Abstract 1. Elephants frequently raid farmers’ crops within their ranges in Africa and Asia. This can have a large impact on agricultural productivity and food security for farmers. 2. Previous studies have examined susceptibility of crop fields to elephant raids using field characteristics such as field size and proximity to water sources. However, there are limited studies investigating how different crop types, individually and in their combinations influence crop susceptibility to elephant raiding. Also, spatio-temporal patterns in elephant crop raids in agro-ecological landscapes have not been extensively examined. 3. This study utilised data collected from crop fields raided by elephants between 2008 and 2018. Data on crops grown, the number of crop-raiding incidences for each crop, and elephant raiding incidences were recorded for each field assessed. Incidence risks (IR) and field risk value (RV) were computed using an adaptive epidemiological approach. 4. The results showed that elephant crop raiding incidents varied significantly amongst crop types, and over space and time (P<0.0001). Cereal crops (millet: Eleusine conaracana, maize: Zea mays) incurred a higher number of crop raiding incidents compared with leguminous crops (cowpea: Vigna unguiculata; groundnut: Arachis hypogea). Field RVs significantly varied depending on which crop was present in the field. There was a significant negative correlation between the number of crop types and the susceptibility of the field to raiding (R2 = -0.680, P<0.0001). 5. Our results suggest that the susceptibility of the fields to elephant raids could be minimised by selecting crop types and combinations less susceptible to elephant damage, thus enhancing food security for local subsistence farmers. Keywords: crop raiding, crop species, incidence risks, field risk value, food security, human-elephant conflict

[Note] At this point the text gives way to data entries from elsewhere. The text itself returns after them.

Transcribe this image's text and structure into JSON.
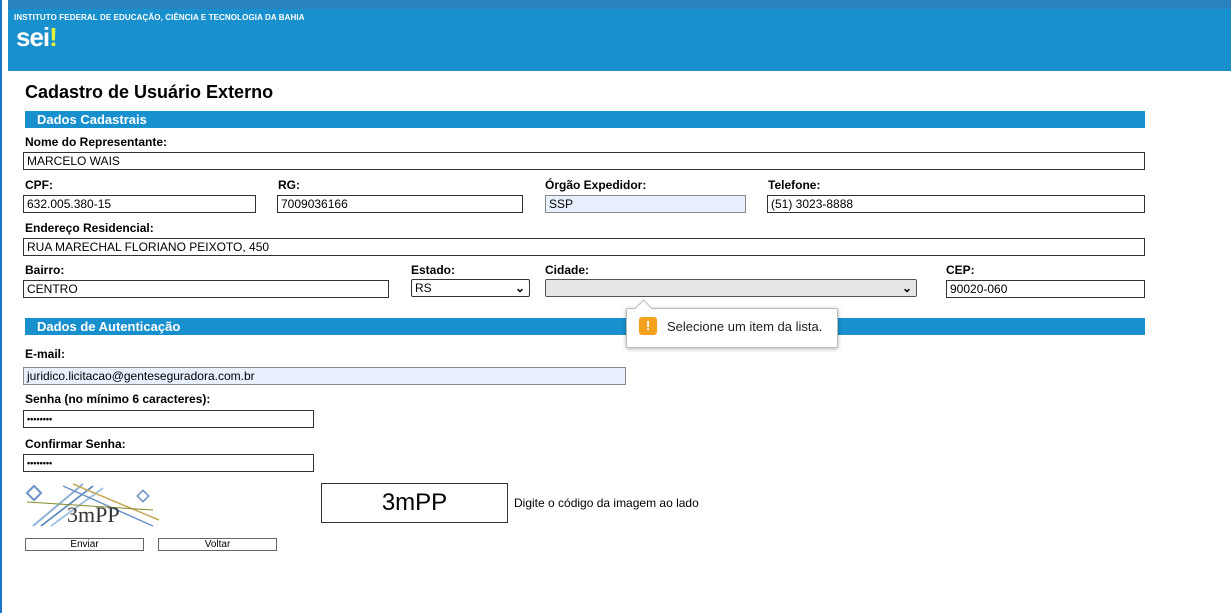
{
  "header": {
    "institute": "INSTITUTO FEDERAL DE EDUCAÇÃO, CIÊNCIA E TECNOLOGIA DA BAHIA",
    "logo_text": "sei",
    "logo_dot": "!"
  },
  "page": {
    "title": "Cadastro de Usuário Externo"
  },
  "sections": {
    "cadastrais": "Dados Cadastrais",
    "autenticacao": "Dados de Autenticação"
  },
  "fields": {
    "nome": {
      "label": "Nome do Representante:",
      "value": "MARCELO WAIS"
    },
    "cpf": {
      "label": "CPF:",
      "value": "632.005.380-15"
    },
    "rg": {
      "label": "RG:",
      "value": "7009036166"
    },
    "orgao": {
      "label": "Órgão Expedidor:",
      "value": "SSP"
    },
    "telefone": {
      "label": "Telefone:",
      "value": "(51) 3023-8888"
    },
    "endereco": {
      "label": "Endereço Residencial:",
      "value": "RUA MARECHAL FLORIANO PEIXOTO, 450"
    },
    "bairro": {
      "label": "Bairro:",
      "value": "CENTRO"
    },
    "estado": {
      "label": "Estado:",
      "value": "RS"
    },
    "cidade": {
      "label": "Cidade:",
      "value": ""
    },
    "cep": {
      "label": "CEP:",
      "value": "90020-060"
    },
    "email": {
      "label": "E-mail:",
      "value": "juridico.licitacao@genteseguradora.com.br"
    },
    "senha": {
      "label": "Senha (no mínimo 6 caracteres):",
      "value": "••••••••"
    },
    "confirmar": {
      "label": "Confirmar Senha:",
      "value": "••••••••"
    }
  },
  "tooltip": {
    "text": "Selecione um item da lista.",
    "icon": "warning-icon"
  },
  "captcha": {
    "image_text": "3mPP",
    "code": "3mPP",
    "hint": "Digite o código da imagem ao lado"
  },
  "buttons": {
    "enviar": "Enviar",
    "voltar": "Voltar"
  },
  "colors": {
    "banner": "#1990ce",
    "accent_dot": "#e6f23a",
    "warning": "#f3a11f"
  }
}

08 Jun 2022Submitted to Ecology and Evolution
08 Jun 2022Assigned to Editor
08 Jun 2022Submission Checks Completed
15 Sep 2022Reviewer(s) Assigned